In jazz, recording is generally about documenting performances, not creating something new from the ensuing notes. But David Torn, a forward-looking guitarist and composer who’s worked with artists as disparate as Jan Garbarek and David Bowie, refuses to be bound by such restrictions. Prezens, his first album for ECM since Cloud About Mercury (released way back in 1986), eschews mere replication in favor of a bold cut-and-paste approach that’s as exciting as it is idiosyncratic.

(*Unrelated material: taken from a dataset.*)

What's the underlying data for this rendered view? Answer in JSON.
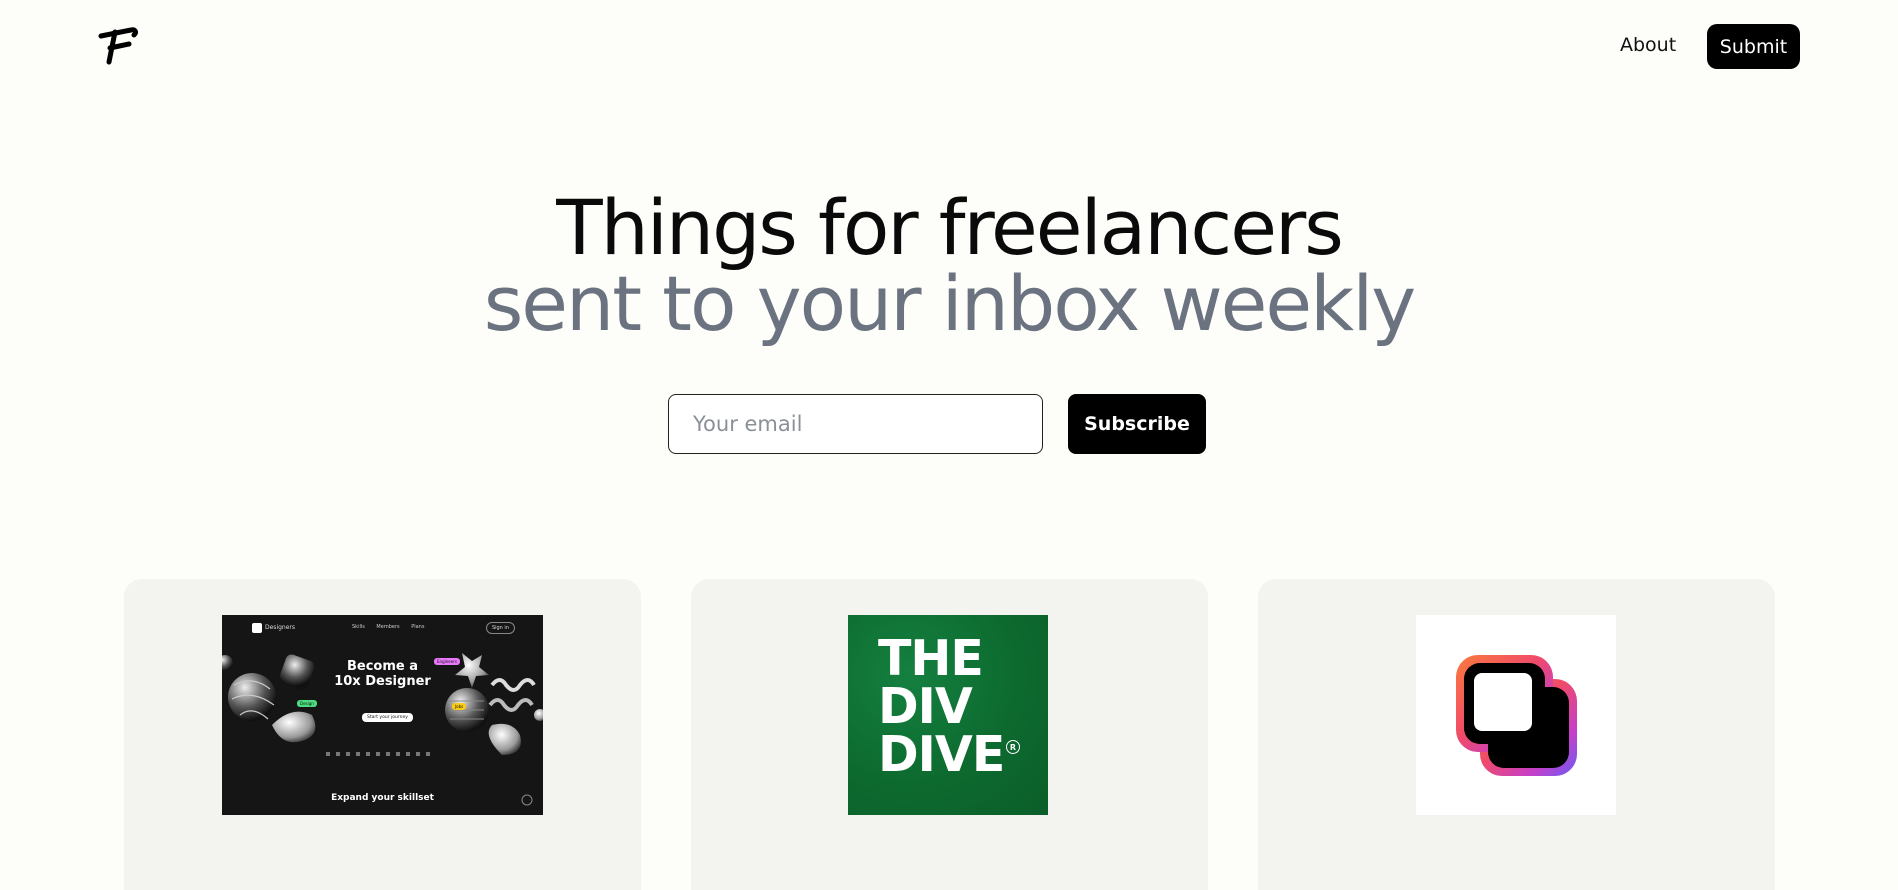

Torn chose his associates wisely. Alto saxophonist Tim Berne, keyboardist Craig Taborn, and drummer Tom Rainey – known collectively as Hard Cell – are among the more adventurous players on the current scene, and they eagerly follow Torn into under-explored territory, where rule-breaking is encouraged and stylistic differences melt into insignificance.

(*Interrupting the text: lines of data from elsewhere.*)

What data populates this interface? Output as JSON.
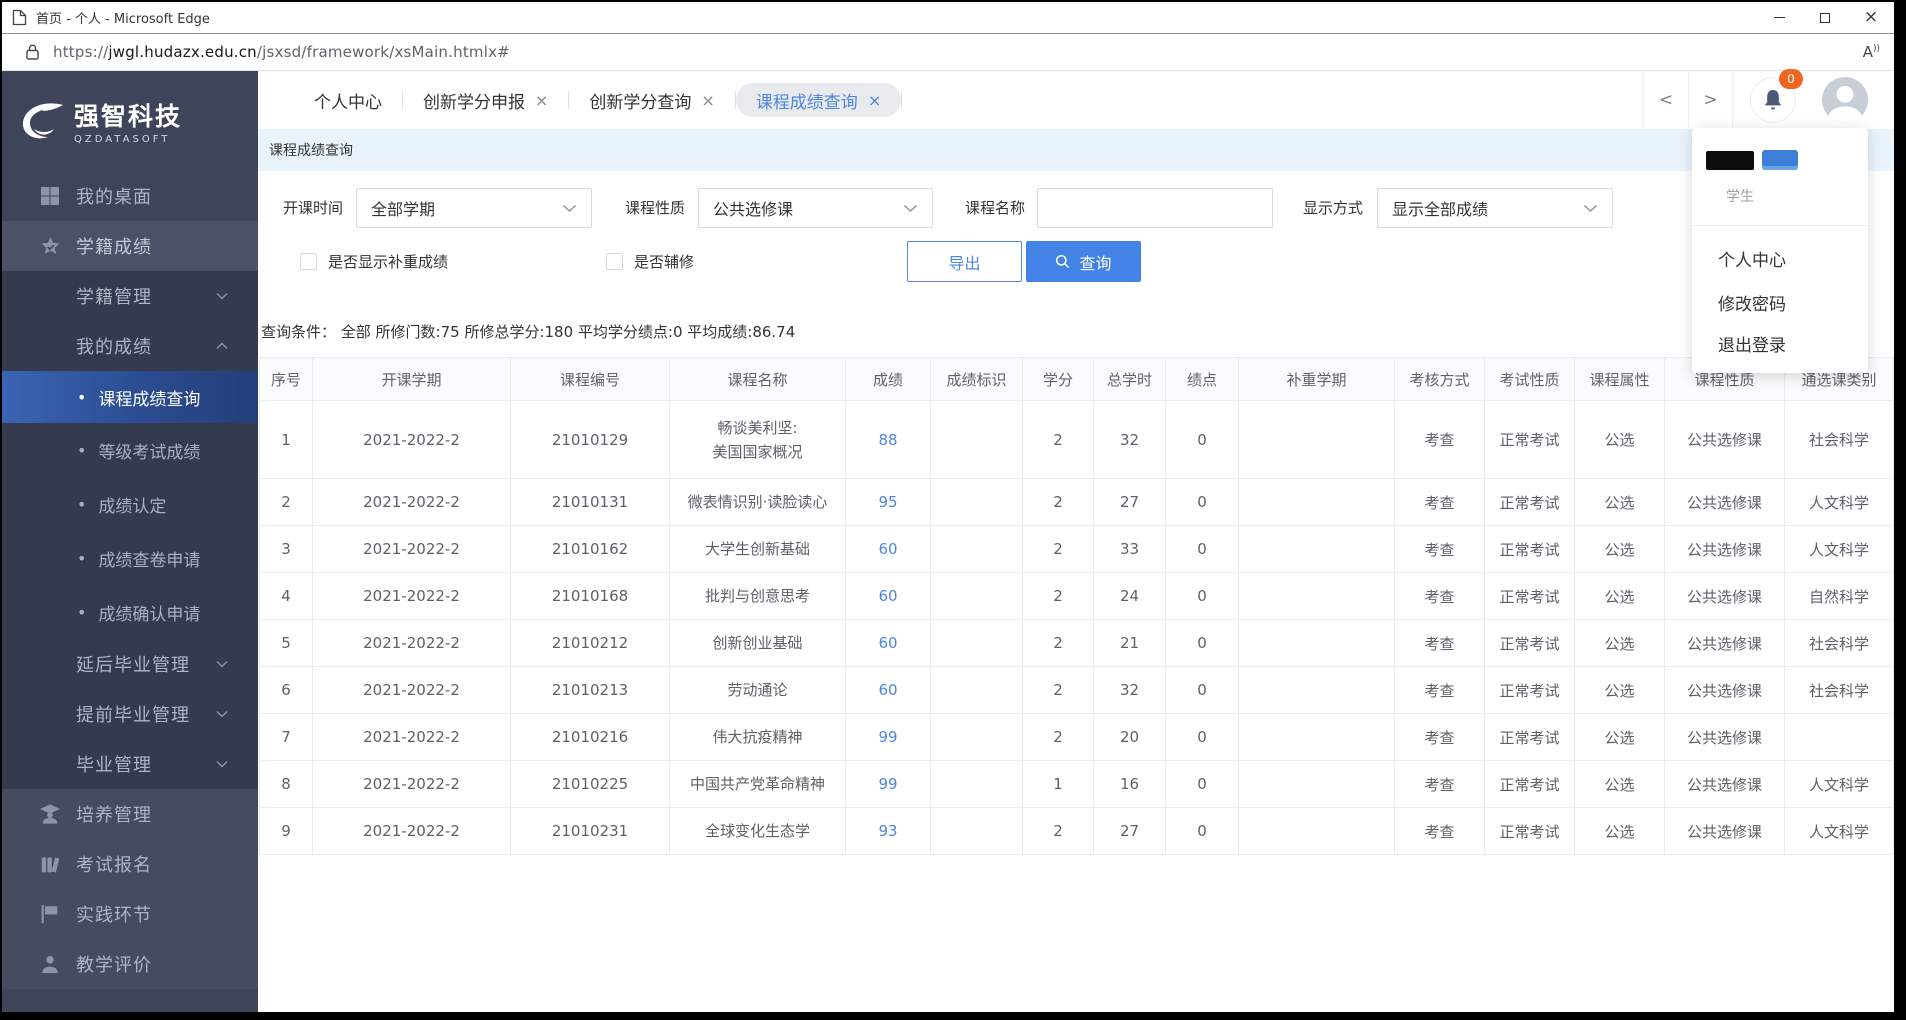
{
  "window": {
    "title": "首页 - 个人 - Microsoft Edge"
  },
  "address": {
    "scheme": "https://",
    "domain": "jwgl.hudazx.edu.cn",
    "path": "/jsxsd/framework/xsMain.htmlx#",
    "read_aloud": "A"
  },
  "logo": {
    "title": "强智科技",
    "subtitle": "QZDATASOFT"
  },
  "sidebar": {
    "sections": [
      {
        "style": "plain",
        "items": [
          {
            "label": "我的桌面",
            "icon": "desktop-icon"
          }
        ]
      },
      {
        "style": "highlight",
        "items": [
          {
            "label": "学籍成绩",
            "icon": "star-icon"
          }
        ]
      },
      {
        "style": "dark",
        "items": [
          {
            "label": "学籍管理",
            "chevron": "down"
          },
          {
            "label": "我的成绩",
            "chevron": "up",
            "children": [
              {
                "label": "课程成绩查询",
                "active": true
              },
              {
                "label": "等级考试成绩"
              },
              {
                "label": "成绩认定"
              },
              {
                "label": "成绩查卷申请"
              },
              {
                "label": "成绩确认申请"
              }
            ]
          },
          {
            "label": "延后毕业管理",
            "chevron": "down"
          },
          {
            "label": "提前毕业管理",
            "chevron": "down"
          },
          {
            "label": "毕业管理",
            "chevron": "down"
          }
        ]
      },
      {
        "style": "light",
        "items": [
          {
            "label": "培养管理",
            "icon": "graduate-icon"
          },
          {
            "label": "考试报名",
            "icon": "books-icon"
          },
          {
            "label": "实践环节",
            "icon": "flag-icon"
          },
          {
            "label": "教学评价",
            "icon": "person-icon"
          }
        ]
      }
    ]
  },
  "tabs": [
    {
      "label": "个人中心",
      "closable": false,
      "active": false
    },
    {
      "label": "创新学分申报",
      "closable": true,
      "active": false
    },
    {
      "label": "创新学分查询",
      "closable": true,
      "active": false
    },
    {
      "label": "课程成绩查询",
      "closable": true,
      "active": true
    }
  ],
  "topbar": {
    "notification_count": "0",
    "close_glyph": "×",
    "back_glyph": "<",
    "forward_glyph": ">"
  },
  "user_menu": {
    "role": "学生",
    "items": [
      {
        "label": "个人中心"
      },
      {
        "label": "修改密码"
      },
      {
        "label": "退出登录"
      }
    ]
  },
  "page": {
    "breadcrumb": "课程成绩查询"
  },
  "filters": {
    "term": {
      "label": "开课时间",
      "value": "全部学期"
    },
    "nature": {
      "label": "课程性质",
      "value": "公共选修课"
    },
    "course": {
      "label": "课程名称",
      "value": ""
    },
    "display": {
      "label": "显示方式",
      "value": "显示全部成绩"
    },
    "checkbox_makeup": "是否显示补重成绩",
    "checkbox_minor": "是否辅修",
    "export_button": "导出",
    "query_button": "查询"
  },
  "summary": "查询条件： 全部 所修门数:75 所修总学分:180 平均学分绩点:0 平均成绩:86.74",
  "table": {
    "headers": [
      "序号",
      "开课学期",
      "课程编号",
      "课程名称",
      "成绩",
      "成绩标识",
      "学分",
      "总学时",
      "绩点",
      "补重学期",
      "考核方式",
      "考试性质",
      "课程属性",
      "课程性质",
      "通选课类别"
    ],
    "rows": [
      [
        "1",
        "2021-2022-2",
        "21010129",
        "畅谈美利坚:\n美国国家概况",
        "88",
        "",
        "2",
        "32",
        "0",
        "",
        "考查",
        "正常考试",
        "公选",
        "公共选修课",
        "社会科学"
      ],
      [
        "2",
        "2021-2022-2",
        "21010131",
        "微表情识别·读脸读心",
        "95",
        "",
        "2",
        "27",
        "0",
        "",
        "考查",
        "正常考试",
        "公选",
        "公共选修课",
        "人文科学"
      ],
      [
        "3",
        "2021-2022-2",
        "21010162",
        "大学生创新基础",
        "60",
        "",
        "2",
        "33",
        "0",
        "",
        "考查",
        "正常考试",
        "公选",
        "公共选修课",
        "人文科学"
      ],
      [
        "4",
        "2021-2022-2",
        "21010168",
        "批判与创意思考",
        "60",
        "",
        "2",
        "24",
        "0",
        "",
        "考查",
        "正常考试",
        "公选",
        "公共选修课",
        "自然科学"
      ],
      [
        "5",
        "2021-2022-2",
        "21010212",
        "创新创业基础",
        "60",
        "",
        "2",
        "21",
        "0",
        "",
        "考查",
        "正常考试",
        "公选",
        "公共选修课",
        "社会科学"
      ],
      [
        "6",
        "2021-2022-2",
        "21010213",
        "劳动通论",
        "60",
        "",
        "2",
        "32",
        "0",
        "",
        "考查",
        "正常考试",
        "公选",
        "公共选修课",
        "社会科学"
      ],
      [
        "7",
        "2021-2022-2",
        "21010216",
        "伟大抗疫精神",
        "99",
        "",
        "2",
        "20",
        "0",
        "",
        "考查",
        "正常考试",
        "公选",
        "公共选修课",
        ""
      ],
      [
        "8",
        "2021-2022-2",
        "21010225",
        "中国共产党革命精神",
        "99",
        "",
        "1",
        "16",
        "0",
        "",
        "考查",
        "正常考试",
        "公选",
        "公共选修课",
        "人文科学"
      ],
      [
        "9",
        "2021-2022-2",
        "21010231",
        "全球变化生态学",
        "93",
        "",
        "2",
        "27",
        "0",
        "",
        "考查",
        "正常考试",
        "公选",
        "公共选修课",
        "人文科学"
      ]
    ]
  }
}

“Ak,” the opening number, eases listeners into this brave new world with fairly conventional sounds, such as Taborn’s subtly fingered B3. Before long, though, Berne’s squeaks and squeals get weirder and Rainey’s beats grow increasingly energetic, encouraging Torn to transition from atmospheric plucking to full-out heavy-metal thunder via a looped riff capable of cooking anything in its path. The quiet coda that follows allows everyone to catch their breath – musicians and listeners alike.
There are more thrills where those came from, including “Bulbs,” which opens with herky-jerky sax splats before evolving into an effects-pedal workout par excellence, and “Miss Place, The Mist…,” a thoroughly cinematic voyage that pits quasi-orchestral passages against robotic beeps and blips. Torn and company would have an awfully difficult time reproducing such pastiches onstage, but that doesn’t matter in the slightest. Prezens is a collage, not a snapshot, and the results are fascinating.
- Michael Roberts